Number of lines below with "پیدا": work it out and reply with that number only.

==========

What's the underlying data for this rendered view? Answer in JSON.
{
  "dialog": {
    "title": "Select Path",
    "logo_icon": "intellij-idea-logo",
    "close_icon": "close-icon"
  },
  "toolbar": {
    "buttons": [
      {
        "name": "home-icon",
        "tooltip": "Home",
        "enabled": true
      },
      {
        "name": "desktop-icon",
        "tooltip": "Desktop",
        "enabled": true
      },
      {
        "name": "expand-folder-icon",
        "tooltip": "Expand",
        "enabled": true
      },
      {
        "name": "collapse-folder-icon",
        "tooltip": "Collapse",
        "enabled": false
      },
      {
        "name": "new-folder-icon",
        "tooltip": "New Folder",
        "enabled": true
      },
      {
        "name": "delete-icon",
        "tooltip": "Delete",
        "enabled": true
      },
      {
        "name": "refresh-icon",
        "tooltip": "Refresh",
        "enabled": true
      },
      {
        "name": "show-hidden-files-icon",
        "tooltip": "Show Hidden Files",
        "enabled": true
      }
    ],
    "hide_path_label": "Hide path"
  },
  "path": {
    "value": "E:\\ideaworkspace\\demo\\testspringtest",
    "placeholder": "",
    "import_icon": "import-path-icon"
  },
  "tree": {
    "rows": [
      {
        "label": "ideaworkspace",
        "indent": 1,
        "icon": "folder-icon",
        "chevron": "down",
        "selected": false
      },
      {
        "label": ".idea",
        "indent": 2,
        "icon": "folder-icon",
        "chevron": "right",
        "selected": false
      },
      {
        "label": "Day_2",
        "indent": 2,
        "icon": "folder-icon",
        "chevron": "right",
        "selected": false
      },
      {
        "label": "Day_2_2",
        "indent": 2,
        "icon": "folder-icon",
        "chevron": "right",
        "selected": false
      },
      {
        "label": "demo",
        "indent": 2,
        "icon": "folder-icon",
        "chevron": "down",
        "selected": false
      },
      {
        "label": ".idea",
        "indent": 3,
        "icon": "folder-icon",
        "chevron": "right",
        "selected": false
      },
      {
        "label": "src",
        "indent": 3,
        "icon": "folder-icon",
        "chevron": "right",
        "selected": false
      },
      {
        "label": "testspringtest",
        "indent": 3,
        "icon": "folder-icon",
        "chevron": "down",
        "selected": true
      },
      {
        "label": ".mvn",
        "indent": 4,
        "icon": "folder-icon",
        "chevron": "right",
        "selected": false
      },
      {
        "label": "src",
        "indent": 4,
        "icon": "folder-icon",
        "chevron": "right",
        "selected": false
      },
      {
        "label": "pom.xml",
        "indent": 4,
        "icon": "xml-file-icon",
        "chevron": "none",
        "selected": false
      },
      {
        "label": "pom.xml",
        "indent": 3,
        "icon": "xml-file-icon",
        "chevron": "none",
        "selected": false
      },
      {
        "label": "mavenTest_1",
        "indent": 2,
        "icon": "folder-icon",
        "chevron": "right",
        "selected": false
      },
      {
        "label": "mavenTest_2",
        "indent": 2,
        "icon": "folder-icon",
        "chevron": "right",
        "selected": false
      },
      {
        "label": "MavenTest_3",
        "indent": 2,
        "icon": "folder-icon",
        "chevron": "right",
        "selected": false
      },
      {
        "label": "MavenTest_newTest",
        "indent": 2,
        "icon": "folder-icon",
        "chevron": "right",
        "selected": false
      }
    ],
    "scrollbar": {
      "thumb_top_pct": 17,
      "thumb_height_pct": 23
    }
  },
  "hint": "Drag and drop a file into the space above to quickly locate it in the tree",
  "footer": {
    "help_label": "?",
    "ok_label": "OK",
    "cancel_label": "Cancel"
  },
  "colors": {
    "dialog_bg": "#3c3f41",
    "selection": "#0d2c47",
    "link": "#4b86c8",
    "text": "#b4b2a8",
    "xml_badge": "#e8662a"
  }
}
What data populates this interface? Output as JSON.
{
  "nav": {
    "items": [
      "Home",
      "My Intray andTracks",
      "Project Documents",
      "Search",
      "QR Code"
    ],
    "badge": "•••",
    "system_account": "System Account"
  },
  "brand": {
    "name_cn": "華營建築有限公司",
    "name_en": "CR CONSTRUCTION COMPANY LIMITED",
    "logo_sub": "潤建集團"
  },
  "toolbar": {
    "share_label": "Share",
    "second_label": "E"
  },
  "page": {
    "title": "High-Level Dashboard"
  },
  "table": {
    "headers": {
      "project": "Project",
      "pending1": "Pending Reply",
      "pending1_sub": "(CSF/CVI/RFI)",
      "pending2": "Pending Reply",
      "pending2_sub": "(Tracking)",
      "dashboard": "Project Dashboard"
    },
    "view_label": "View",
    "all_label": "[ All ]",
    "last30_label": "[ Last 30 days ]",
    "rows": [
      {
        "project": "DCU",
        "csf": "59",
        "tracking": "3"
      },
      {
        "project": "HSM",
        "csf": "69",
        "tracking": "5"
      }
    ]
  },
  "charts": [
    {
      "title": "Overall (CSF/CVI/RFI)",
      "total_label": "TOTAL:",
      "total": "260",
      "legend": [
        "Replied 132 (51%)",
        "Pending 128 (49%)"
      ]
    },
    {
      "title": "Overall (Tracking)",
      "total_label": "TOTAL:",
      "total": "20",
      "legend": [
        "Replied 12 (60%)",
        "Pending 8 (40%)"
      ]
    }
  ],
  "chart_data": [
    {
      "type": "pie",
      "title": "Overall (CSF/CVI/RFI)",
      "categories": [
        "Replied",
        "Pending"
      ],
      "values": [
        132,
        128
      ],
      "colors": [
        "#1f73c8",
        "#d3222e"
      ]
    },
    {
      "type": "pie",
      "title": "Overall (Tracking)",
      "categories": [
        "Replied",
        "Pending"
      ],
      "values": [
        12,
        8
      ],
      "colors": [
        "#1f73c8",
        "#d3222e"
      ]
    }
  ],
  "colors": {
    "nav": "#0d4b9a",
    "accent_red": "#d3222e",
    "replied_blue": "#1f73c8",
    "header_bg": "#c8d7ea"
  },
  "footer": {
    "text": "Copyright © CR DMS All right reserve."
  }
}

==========

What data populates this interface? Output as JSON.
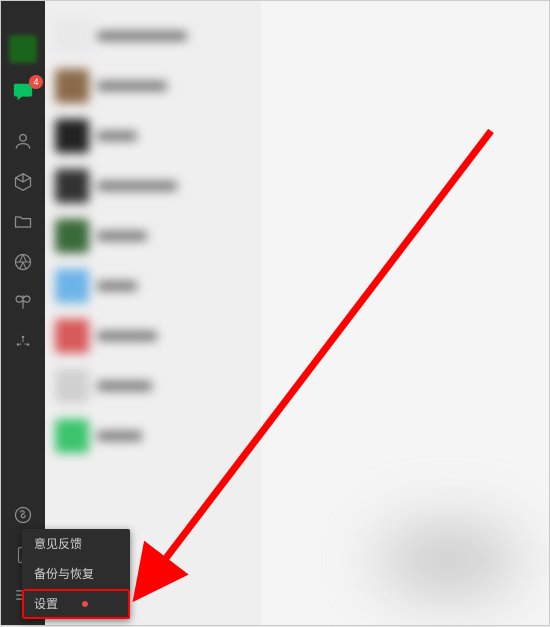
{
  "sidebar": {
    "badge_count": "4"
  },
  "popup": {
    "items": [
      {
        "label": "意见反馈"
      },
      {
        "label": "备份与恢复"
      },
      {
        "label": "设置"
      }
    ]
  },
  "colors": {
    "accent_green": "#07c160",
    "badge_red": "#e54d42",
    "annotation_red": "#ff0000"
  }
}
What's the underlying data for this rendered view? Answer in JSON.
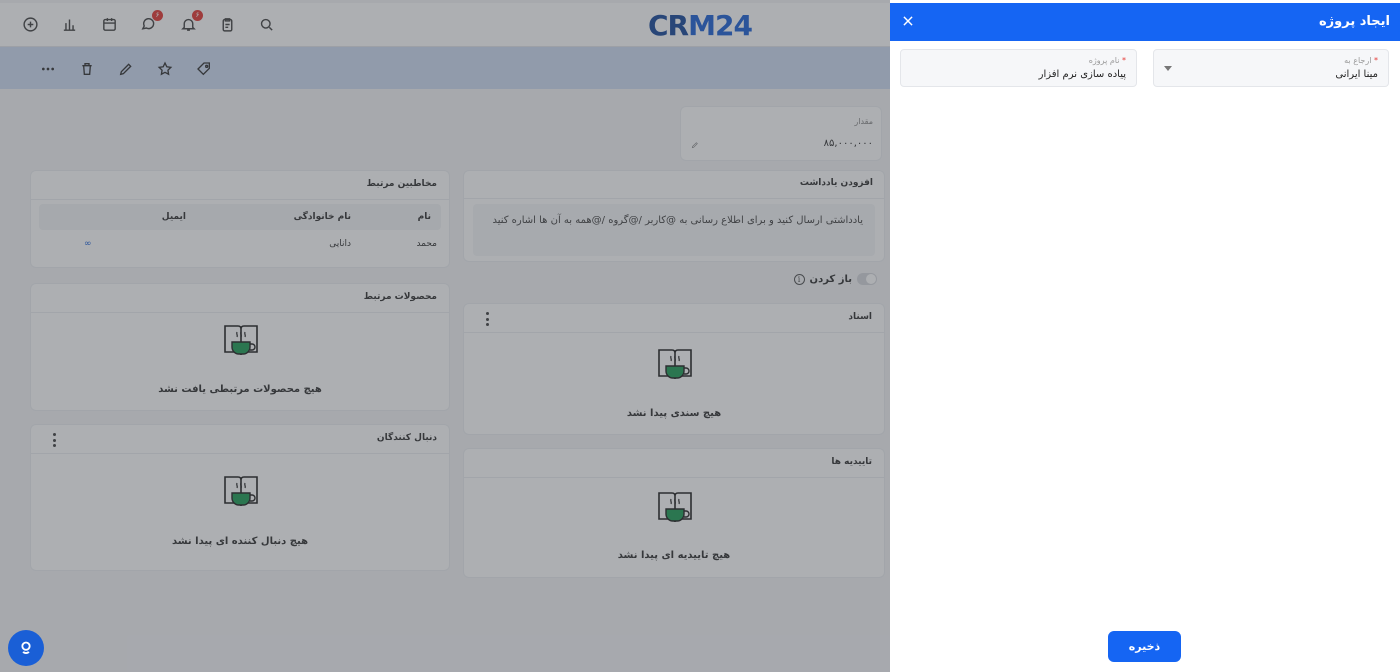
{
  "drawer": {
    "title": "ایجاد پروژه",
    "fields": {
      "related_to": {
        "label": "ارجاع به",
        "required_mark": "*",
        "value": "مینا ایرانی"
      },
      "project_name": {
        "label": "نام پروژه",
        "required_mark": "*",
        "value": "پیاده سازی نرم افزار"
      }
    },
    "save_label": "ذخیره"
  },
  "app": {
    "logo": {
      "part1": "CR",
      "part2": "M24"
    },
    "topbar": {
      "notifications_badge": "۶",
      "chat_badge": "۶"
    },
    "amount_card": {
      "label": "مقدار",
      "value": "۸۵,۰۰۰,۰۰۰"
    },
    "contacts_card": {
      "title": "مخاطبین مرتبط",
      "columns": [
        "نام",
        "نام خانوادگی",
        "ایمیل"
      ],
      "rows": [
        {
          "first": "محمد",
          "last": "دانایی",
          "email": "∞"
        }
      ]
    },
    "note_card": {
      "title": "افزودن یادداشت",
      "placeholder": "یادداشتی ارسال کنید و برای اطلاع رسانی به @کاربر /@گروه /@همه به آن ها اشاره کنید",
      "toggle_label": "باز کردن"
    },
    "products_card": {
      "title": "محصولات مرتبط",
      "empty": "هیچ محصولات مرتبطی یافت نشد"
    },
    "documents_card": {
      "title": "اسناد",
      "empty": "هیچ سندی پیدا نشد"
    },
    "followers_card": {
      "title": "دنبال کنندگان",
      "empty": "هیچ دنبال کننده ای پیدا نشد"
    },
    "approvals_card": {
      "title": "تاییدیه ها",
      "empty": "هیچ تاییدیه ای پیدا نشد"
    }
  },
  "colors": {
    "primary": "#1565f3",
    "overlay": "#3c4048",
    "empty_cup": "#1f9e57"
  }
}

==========

TASK OUTPUT
3